The Caribbean Examinations Council's local registrar in Jamaica does not believe that the recent disqualification of 70 Jamaica College (JC) sixth-form students by the regional body for plagiarism has damaged the reputation of the country's school system.
However, Hector Stephenson, who is also executive director of the Overseas Examinations Commission (OEC), admitted to The Sunday Gleaner that the sordid affair has propelled the OEC to take a greater look at the system.
"No, I wouldn't say it has damaged Jamaica's reputation, (but) we are working with the Ministry of Education to ensure that we strengthen the quality assurance systems in schools," he said.
"CXC will not second-guess SBAs that come before them. I really don't think it will tarnish Jamaica's reputation in the marketplace or in the region. I think we have done exceptionally well with the administration of our exams over the decades," added Stephenson.
On October 2, 2013, after conducting an investigation, the CXC revoked the grades for 70 JC students who sat physics in the 2013 Caribbean Advanced Proficiency Examination (CAPE) at the school earlier this year.
The decision was made after CXC officials weighed and measured reports of irregularities with the school-based assessments (SBA) for CAPE physics submitted for the entire sixth-form cohort at JC.
Stephenson explained that the "problem with SBAs is that we come in at the back end" and "a lot of it depends on the integrity of the teacher".
However, the local registrar said the buck ultimately stops with principals.
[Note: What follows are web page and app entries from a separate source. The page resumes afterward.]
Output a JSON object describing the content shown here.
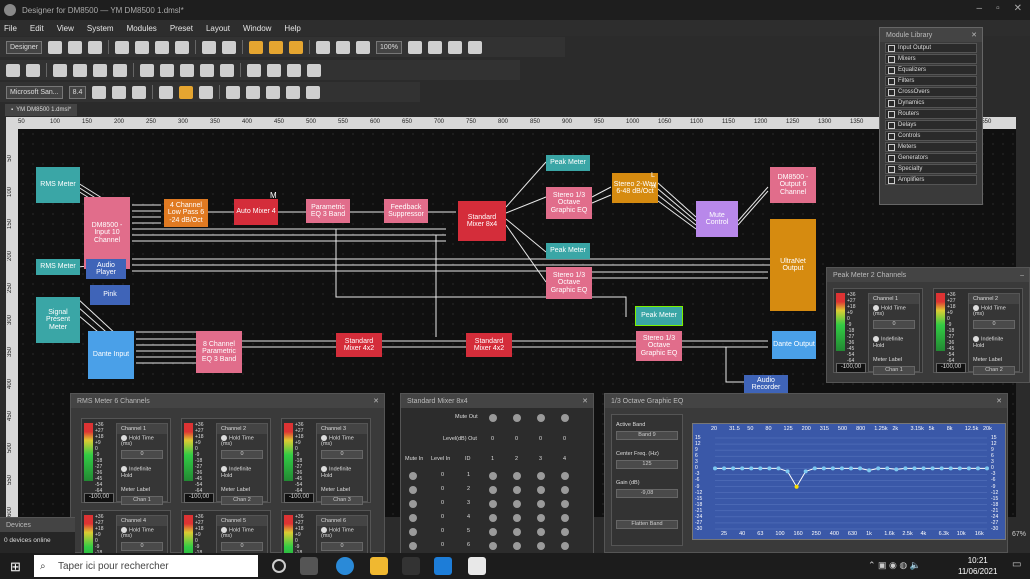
{
  "window": {
    "title": "Designer for DM8500 — YM DM8500 1.dmsl*"
  },
  "menu": [
    "File",
    "Edit",
    "View",
    "System",
    "Modules",
    "Preset",
    "Layout",
    "Window",
    "Help"
  ],
  "toolbar": {
    "mode": "Designer",
    "zoom": "100%",
    "font": "Microsoft San...",
    "font_size": "8.4"
  },
  "doc_tab": "YM DM8500 1.dmsl*",
  "ruler_marks": [
    "50",
    "100",
    "150",
    "200",
    "250",
    "300",
    "350",
    "400",
    "450",
    "500",
    "550",
    "600",
    "650",
    "700",
    "750",
    "800",
    "850",
    "900",
    "950",
    "1000",
    "1050",
    "1100",
    "1150",
    "1200",
    "1250",
    "1300",
    "1350",
    "1400",
    "1450",
    "1500",
    "1550"
  ],
  "ruler_vmarks": [
    "50",
    "100",
    "150",
    "200",
    "250",
    "300",
    "350",
    "400",
    "450",
    "500",
    "550",
    "600"
  ],
  "blocks": {
    "rms1": "RMS Meter",
    "input10": "DM8500 - Input 10 Channel",
    "rms2": "RMS Meter",
    "audio_player": "Audio Player",
    "pink": "Pink",
    "signal_presence": "Signal Present Meter",
    "dante_input": "Dante Input",
    "lowpass": "4 Channel Low Pass 6 -24 dB/Oct",
    "automixer": "Auto Mixer 4",
    "automixer_tag": "M",
    "peq3": "Parametric EQ 3 Band",
    "feedback": "Feedback Suppressor",
    "mixer8x4": "Standard Mixer 8x4",
    "peak1": "Peak Meter",
    "geq1": "Stereo 1/3 Octave Graphic EQ",
    "xover": "Stereo 2-Way 6-48 dB/Oct",
    "xover_l": "L",
    "xover_h": "H",
    "mute": "Mute Control",
    "output6": "DM8500 - Output 6 Channel",
    "peak2": "Peak Meter",
    "geq2": "Stereo 1/3 Octave Graphic EQ",
    "ultranet": "UltraNet Output",
    "peq8": "8 Channel Parametric EQ 3 Band",
    "mixer4x2a": "Standard Mixer 4x2",
    "mixer4x2b": "Standard Mixer 4x2",
    "peak3": "Peak Meter",
    "geq3": "Stereo 1/3 Octave Graphic EQ",
    "dante_output": "Dante Output",
    "audio_recorder": "Audio Recorder"
  },
  "module_library": {
    "title": "Module Library",
    "items": [
      "Input Output",
      "Mixers",
      "Equalizers",
      "Filters",
      "CrossOvers",
      "Dynamics",
      "Routers",
      "Delays",
      "Controls",
      "Meters",
      "Generators",
      "Specialty",
      "Amplifiers"
    ]
  },
  "peak_panel": {
    "title": "Peak Meter 2 Channels",
    "channels": [
      {
        "name": "Channel 1",
        "label": "Chan 1",
        "value": "-100,00"
      },
      {
        "name": "Channel 2",
        "label": "Chan 2",
        "value": "-100,00"
      }
    ]
  },
  "rms_panel": {
    "title": "RMS Meter 6 Channels",
    "channels": [
      {
        "name": "Channel 1",
        "label": "Chan 1",
        "value": "-100,00"
      },
      {
        "name": "Channel 2",
        "label": "Chan 2",
        "value": "-100,00"
      },
      {
        "name": "Channel 3",
        "label": "Chan 3",
        "value": "-100,00"
      },
      {
        "name": "Channel 4"
      },
      {
        "name": "Channel 5"
      },
      {
        "name": "Channel 6"
      }
    ]
  },
  "channel_labels": {
    "hold": "Hold Time (ms)",
    "hold_value": "0",
    "indef": "Indefinite Hold",
    "meter_label": "Meter Label"
  },
  "meter_scale": [
    "+36",
    "+27",
    "+18",
    "+9",
    "0",
    "-9",
    "-18",
    "-27",
    "-36",
    "-45",
    "-54",
    "-64"
  ],
  "mixer_panel": {
    "title": "Standard Mixer 8x4",
    "mute_out": "Mute Out",
    "level_out": "Level(dB) Out",
    "level_vals": [
      "0",
      "0",
      "0",
      "0"
    ],
    "mute_in": "Mute In",
    "level_in": "Level In",
    "id": "ID",
    "cols": [
      "1",
      "2",
      "3",
      "4"
    ],
    "rows": [
      {
        "lvl": "0",
        "id": "1"
      },
      {
        "lvl": "0",
        "id": "2"
      },
      {
        "lvl": "0",
        "id": "3"
      },
      {
        "lvl": "0",
        "id": "4"
      },
      {
        "lvl": "0",
        "id": "5"
      },
      {
        "lvl": "0",
        "id": "6"
      }
    ]
  },
  "geq_panel": {
    "title": "1/3 Octave Graphic EQ",
    "active_band_label": "Active Band",
    "active_band": "Band 9",
    "center_label": "Center Freq. (Hz)",
    "center": "125",
    "gain_label": "Gain (dB)",
    "gain": "-9,08",
    "flatten": "Flatten Band",
    "top_freqs": [
      "20",
      "31.5",
      "50",
      "80",
      "125",
      "200",
      "315",
      "500",
      "800",
      "1.25k",
      "2k",
      "3.15k",
      "5k",
      "8k",
      "12.5k",
      "20k"
    ],
    "bottom_freqs": [
      "25",
      "40",
      "63",
      "100",
      "160",
      "250",
      "400",
      "630",
      "1k",
      "1.6k",
      "2.5k",
      "4k",
      "6.3k",
      "10k",
      "16k"
    ],
    "db_scale": [
      "15",
      "12",
      "9",
      "6",
      "3",
      "0",
      "-3",
      "-6",
      "-9",
      "-12",
      "-15",
      "-18",
      "-21",
      "-24",
      "-27",
      "-30"
    ]
  },
  "devices": {
    "title": "Devices",
    "status": "0 devices online"
  },
  "zoom_corner": "67%",
  "taskbar": {
    "search": "Taper ici pour rechercher",
    "time": "10:21",
    "date": "11/06/2021"
  }
}
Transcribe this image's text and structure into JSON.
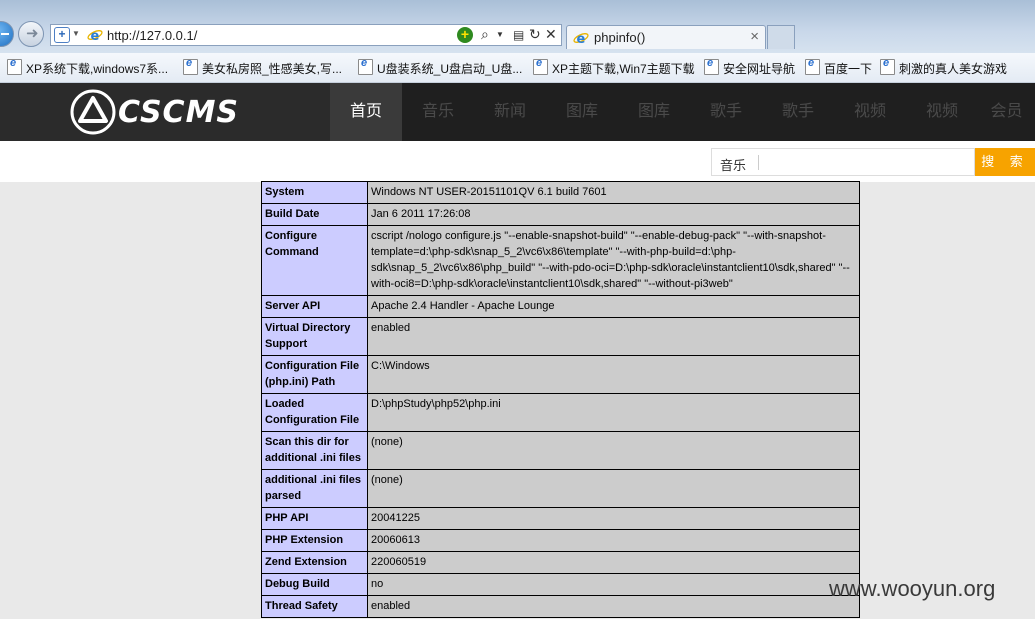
{
  "browser": {
    "url": "http://127.0.0.1/",
    "tab_title": "phpinfo()",
    "favorites": [
      "XP系统下载,windows7系...",
      "美女私房照_性感美女,写...",
      "U盘装系统_U盘启动_U盘...",
      "XP主题下载,Win7主题下载",
      "安全网址导航",
      "百度一下",
      "刺激的真人美女游戏"
    ]
  },
  "site": {
    "logo_text": "CSCMS",
    "nav": [
      "首页",
      "音乐",
      "新闻",
      "图库",
      "图库",
      "歌手",
      "歌手",
      "视频",
      "视频",
      "会员"
    ],
    "search": {
      "category": "音乐",
      "button": "搜 索"
    }
  },
  "phpinfo": {
    "rows": [
      {
        "key": "System",
        "value": "Windows NT USER-20151101QV 6.1 build 7601"
      },
      {
        "key": "Build Date",
        "value": "Jan 6 2011 17:26:08"
      },
      {
        "key": "Configure Command",
        "value": "cscript /nologo configure.js \"--enable-snapshot-build\" \"--enable-debug-pack\" \"--with-snapshot-template=d:\\php-sdk\\snap_5_2\\vc6\\x86\\template\" \"--with-php-build=d:\\php-sdk\\snap_5_2\\vc6\\x86\\php_build\" \"--with-pdo-oci=D:\\php-sdk\\oracle\\instantclient10\\sdk,shared\" \"--with-oci8=D:\\php-sdk\\oracle\\instantclient10\\sdk,shared\" \"--without-pi3web\""
      },
      {
        "key": "Server API",
        "value": "Apache 2.4 Handler - Apache Lounge"
      },
      {
        "key": "Virtual Directory Support",
        "value": "enabled"
      },
      {
        "key": "Configuration File (php.ini) Path",
        "value": "C:\\Windows"
      },
      {
        "key": "Loaded Configuration File",
        "value": "D:\\phpStudy\\php52\\php.ini"
      },
      {
        "key": "Scan this dir for additional .ini files",
        "value": "(none)"
      },
      {
        "key": "additional .ini files parsed",
        "value": "(none)"
      },
      {
        "key": "PHP API",
        "value": "20041225"
      },
      {
        "key": "PHP Extension",
        "value": "20060613"
      },
      {
        "key": "Zend Extension",
        "value": "220060519"
      },
      {
        "key": "Debug Build",
        "value": "no"
      },
      {
        "key": "Thread Safety",
        "value": "enabled"
      }
    ]
  },
  "watermark": "www.wooyun.org"
}
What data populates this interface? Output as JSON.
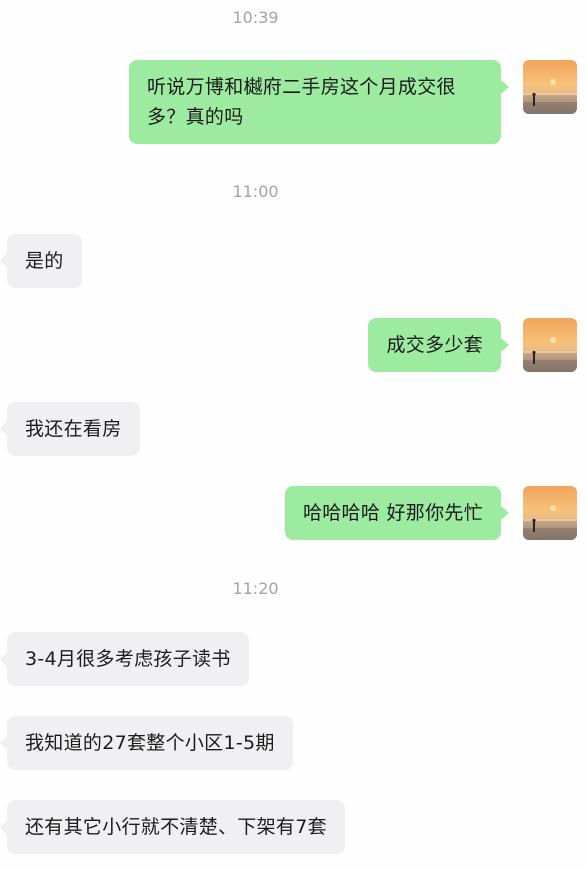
{
  "messages": [
    {
      "type": "timestamp",
      "text": "10:39"
    },
    {
      "type": "outgoing",
      "text": "听说万博和樾府二手房这个月成交很多？真的吗"
    },
    {
      "type": "timestamp",
      "text": "11:00"
    },
    {
      "type": "incoming",
      "text": "是的"
    },
    {
      "type": "outgoing",
      "text": "成交多少套"
    },
    {
      "type": "incoming",
      "text": "我还在看房"
    },
    {
      "type": "outgoing",
      "text": "哈哈哈哈 好那你先忙"
    },
    {
      "type": "timestamp",
      "text": "11:20"
    },
    {
      "type": "incoming",
      "text": "3-4月很多考虑孩子读书"
    },
    {
      "type": "incoming",
      "text": "我知道的27套整个小区1-5期"
    },
    {
      "type": "incoming",
      "text": "还有其它小行就不清楚、下架有7套"
    }
  ],
  "colors": {
    "outgoing_bubble": "#9ceba0",
    "incoming_bubble": "#f0f0f2",
    "timestamp_text": "#a3a3a3",
    "background": "#fefefe"
  },
  "avatar": {
    "icon": "sunset-beach-avatar"
  }
}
"School administrators have a responsibility to put systems in place to ensure that the teachers comply with the SBA regulations put in place by the examining body," Stephenson opined.